Here is some background.
155 km of concrete and wire
The Soviet-allied East German authorities built the Berlin Wall from August 1961 to stop a flood of defections to the democratic West through the city.
The 155-kilometre (96-mile) barrier essentially surrounded West Berlin, which was an enclave within East Germany. The portion that split Berlin from north to south was 43km long.
Concrete panels 3.6 metres (12 feet) high made up 106 km of the wall; the rest was composed of barbed wire.
A heavily guarded no-man’s land known as the “death strip” ran along the Eastern side of the Wall.
More than 7,000 East German soldiers manned 302 watchtowers and 20 bunkers. At night, with lamp posts every 30 metres, it was the best-lit part of Berlin.
There were also alarms, ditches, barbed wire, guard dogs and devices that automatically fired shots at would-be escapers.
The Wall had seven official crossing points, the most famous being Checkpoint C, called Checkpoint Charlie by Western troops. It was located in the heart of Berlin in a sector secured by American troops.
In a high-stakes standoff at the checkpoint in October 1961, the US and Soviet militaries stared each other down for several hours in a dispute over an attempt by US diplomat Allan Lightner to visit East Berlin.
A year later East border guards at the checkpoint shot 18-year-old Peter Fechter as he was trying to flee to the West. He was left to bleed to death under the barbed wire, in view of onlookers and journalists.
About 140 people died attempting to make the crossing between 1961 and 1989, according to the Berlin Wall Memorial.
The most successful escape route was Tunnel 57, dug by students from the West from the basement of a disused bakery into the East. In October 1964, 57 East Germans used the 140-metre tunnel to defect.
One of the more extraordinary escapes came in August 1988 when a family of four made it over the Wall aboard a small crop-duster plane.

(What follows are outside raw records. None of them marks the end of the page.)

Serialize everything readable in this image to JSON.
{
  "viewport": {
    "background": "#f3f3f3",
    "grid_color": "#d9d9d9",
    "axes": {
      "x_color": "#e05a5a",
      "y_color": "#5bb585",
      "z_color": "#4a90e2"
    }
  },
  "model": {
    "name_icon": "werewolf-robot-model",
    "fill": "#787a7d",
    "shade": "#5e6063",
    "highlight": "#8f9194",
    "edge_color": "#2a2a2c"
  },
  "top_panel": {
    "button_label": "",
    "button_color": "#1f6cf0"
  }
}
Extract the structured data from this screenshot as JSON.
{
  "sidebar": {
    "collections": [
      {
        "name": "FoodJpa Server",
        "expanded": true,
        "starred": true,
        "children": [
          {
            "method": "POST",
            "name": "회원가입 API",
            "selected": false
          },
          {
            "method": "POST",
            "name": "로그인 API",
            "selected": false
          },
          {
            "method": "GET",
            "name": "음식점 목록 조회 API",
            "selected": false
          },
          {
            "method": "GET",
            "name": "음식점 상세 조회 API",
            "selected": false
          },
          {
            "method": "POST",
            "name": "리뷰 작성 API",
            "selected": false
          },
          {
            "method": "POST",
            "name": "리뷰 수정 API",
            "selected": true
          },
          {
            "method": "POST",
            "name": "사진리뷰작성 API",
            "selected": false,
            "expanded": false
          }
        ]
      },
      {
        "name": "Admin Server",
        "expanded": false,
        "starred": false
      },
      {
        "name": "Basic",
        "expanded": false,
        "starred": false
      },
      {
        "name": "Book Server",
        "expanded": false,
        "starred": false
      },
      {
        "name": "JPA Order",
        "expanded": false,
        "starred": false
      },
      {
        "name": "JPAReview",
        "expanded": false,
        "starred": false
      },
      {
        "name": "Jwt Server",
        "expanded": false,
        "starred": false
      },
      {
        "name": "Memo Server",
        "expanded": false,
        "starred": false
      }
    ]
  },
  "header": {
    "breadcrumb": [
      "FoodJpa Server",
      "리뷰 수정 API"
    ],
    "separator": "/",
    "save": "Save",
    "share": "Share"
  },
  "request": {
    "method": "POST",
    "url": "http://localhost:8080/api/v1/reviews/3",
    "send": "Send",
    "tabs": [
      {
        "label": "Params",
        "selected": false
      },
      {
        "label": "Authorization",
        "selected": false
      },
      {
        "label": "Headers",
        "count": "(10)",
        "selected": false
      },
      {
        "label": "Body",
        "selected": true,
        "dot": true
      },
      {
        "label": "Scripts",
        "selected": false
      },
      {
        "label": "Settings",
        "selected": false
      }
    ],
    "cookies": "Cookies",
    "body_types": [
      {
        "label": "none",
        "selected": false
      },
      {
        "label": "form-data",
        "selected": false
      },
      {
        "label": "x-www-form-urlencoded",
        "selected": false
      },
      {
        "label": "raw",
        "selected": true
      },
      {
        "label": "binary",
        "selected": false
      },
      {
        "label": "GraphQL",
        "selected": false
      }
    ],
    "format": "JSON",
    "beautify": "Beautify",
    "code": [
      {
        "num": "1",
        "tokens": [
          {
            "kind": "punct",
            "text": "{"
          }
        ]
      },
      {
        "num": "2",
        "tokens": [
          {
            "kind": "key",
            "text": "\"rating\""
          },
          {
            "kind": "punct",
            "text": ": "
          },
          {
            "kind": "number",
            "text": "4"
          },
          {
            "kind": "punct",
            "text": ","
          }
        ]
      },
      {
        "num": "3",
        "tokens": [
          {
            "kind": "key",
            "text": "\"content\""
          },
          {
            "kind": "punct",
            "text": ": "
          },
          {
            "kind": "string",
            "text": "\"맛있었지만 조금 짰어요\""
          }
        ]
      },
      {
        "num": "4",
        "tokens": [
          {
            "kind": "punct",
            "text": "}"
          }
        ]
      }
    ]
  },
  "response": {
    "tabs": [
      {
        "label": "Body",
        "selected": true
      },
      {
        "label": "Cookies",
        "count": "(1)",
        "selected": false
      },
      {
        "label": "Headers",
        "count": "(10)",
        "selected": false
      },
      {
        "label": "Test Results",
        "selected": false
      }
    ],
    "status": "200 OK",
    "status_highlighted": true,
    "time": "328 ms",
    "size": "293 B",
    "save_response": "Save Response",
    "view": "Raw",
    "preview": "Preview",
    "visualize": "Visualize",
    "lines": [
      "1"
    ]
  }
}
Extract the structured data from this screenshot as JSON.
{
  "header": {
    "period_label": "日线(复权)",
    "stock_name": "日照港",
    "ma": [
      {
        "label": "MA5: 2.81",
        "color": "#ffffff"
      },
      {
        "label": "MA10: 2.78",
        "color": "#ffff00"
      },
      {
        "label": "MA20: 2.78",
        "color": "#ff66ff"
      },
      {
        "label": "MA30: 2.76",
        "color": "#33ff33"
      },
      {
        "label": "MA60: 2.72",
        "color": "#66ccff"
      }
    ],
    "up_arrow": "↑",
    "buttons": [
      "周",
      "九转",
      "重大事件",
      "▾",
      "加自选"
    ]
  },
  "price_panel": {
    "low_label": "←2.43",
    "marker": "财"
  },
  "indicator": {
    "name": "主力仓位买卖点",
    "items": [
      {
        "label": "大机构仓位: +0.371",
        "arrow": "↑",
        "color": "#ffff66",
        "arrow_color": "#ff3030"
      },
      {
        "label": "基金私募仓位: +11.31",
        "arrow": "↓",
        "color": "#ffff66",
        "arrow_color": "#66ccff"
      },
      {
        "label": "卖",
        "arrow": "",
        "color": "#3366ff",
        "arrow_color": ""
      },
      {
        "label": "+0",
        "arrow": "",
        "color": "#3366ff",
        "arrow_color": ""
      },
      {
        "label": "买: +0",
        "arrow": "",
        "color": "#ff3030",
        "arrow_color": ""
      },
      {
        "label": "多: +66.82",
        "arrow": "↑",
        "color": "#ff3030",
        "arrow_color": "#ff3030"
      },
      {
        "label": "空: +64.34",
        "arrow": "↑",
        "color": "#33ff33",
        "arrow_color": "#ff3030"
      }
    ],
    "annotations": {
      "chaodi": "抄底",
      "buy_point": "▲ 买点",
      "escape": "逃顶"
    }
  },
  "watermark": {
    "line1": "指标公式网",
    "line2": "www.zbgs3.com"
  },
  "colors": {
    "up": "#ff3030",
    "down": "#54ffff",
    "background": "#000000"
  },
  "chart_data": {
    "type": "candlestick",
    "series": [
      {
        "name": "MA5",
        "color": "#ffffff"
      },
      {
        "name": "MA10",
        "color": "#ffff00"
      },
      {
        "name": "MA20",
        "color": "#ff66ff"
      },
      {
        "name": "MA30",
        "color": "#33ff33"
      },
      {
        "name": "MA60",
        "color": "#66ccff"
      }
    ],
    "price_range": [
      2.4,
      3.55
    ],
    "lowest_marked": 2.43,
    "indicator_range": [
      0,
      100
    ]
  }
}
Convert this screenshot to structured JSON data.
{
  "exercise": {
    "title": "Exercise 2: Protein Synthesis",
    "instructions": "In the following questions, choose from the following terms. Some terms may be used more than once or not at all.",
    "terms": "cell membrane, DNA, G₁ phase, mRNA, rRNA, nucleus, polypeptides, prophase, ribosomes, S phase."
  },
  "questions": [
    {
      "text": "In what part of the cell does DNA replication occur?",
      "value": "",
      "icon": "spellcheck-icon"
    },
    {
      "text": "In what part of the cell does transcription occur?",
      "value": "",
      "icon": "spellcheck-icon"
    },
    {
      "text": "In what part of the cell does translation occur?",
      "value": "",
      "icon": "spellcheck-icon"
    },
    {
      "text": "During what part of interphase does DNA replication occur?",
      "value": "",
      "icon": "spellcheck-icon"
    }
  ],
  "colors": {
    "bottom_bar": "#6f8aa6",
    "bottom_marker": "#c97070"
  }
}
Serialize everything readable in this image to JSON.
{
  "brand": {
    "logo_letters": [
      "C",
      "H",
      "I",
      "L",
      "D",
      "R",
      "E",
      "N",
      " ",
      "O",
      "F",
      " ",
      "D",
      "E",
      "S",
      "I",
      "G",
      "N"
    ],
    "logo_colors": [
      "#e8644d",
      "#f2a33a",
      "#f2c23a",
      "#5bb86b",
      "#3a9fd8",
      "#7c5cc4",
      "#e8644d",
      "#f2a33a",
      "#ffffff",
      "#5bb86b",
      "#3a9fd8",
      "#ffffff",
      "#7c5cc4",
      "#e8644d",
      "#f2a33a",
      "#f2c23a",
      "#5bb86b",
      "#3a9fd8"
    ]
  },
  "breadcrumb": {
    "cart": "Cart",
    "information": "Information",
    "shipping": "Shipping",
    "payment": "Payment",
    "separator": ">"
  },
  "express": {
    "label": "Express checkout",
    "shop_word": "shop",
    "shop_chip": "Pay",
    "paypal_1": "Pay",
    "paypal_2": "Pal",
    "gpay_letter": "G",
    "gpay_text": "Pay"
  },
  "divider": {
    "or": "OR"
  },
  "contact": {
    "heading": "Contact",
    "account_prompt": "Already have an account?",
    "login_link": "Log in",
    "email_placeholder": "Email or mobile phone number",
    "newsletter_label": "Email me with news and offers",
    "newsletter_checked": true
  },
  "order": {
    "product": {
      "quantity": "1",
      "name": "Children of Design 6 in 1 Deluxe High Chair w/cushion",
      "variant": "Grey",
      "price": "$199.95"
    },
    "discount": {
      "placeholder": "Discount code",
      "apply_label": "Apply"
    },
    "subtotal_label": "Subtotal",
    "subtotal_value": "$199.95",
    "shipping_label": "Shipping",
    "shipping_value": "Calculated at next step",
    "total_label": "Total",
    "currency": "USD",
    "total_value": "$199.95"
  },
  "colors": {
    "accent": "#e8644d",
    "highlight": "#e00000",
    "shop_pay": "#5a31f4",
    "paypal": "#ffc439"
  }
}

Electronics engineer Winfried Freudenberg was the last to die, crashing in March 1989 in West Berlin having made it over using a self-built inflatable balloon.
Ich bin ein Berliner
US President John F. Kennedy’s stirring declaration, “I am a Berliner,” issued just metres from the barrier in 1963, has become its most celebrated condemnation in a message of solidarity with the East Germans.
In another famous speech by a US president at the Brandenburg Gate, Ronald Reagan challenged Soviet leader Mikhail Gorbachev in 1987 to “tear down this wall!”.
Just two years later, as Eastern Europe’s communist regimes began falling, the embattled East German authorities unexpectedly ceded to weeks of mass demonstrations and allowed the checkpoints to be opened on November 9, 1989.
Over the next days euphoric Berliners perched on the wall and used pickaxes and hammers to knock out chunks. Its systematic demolition followed, with just sections remaining today as historical monuments.
AFP with additional input by GVS News Desk.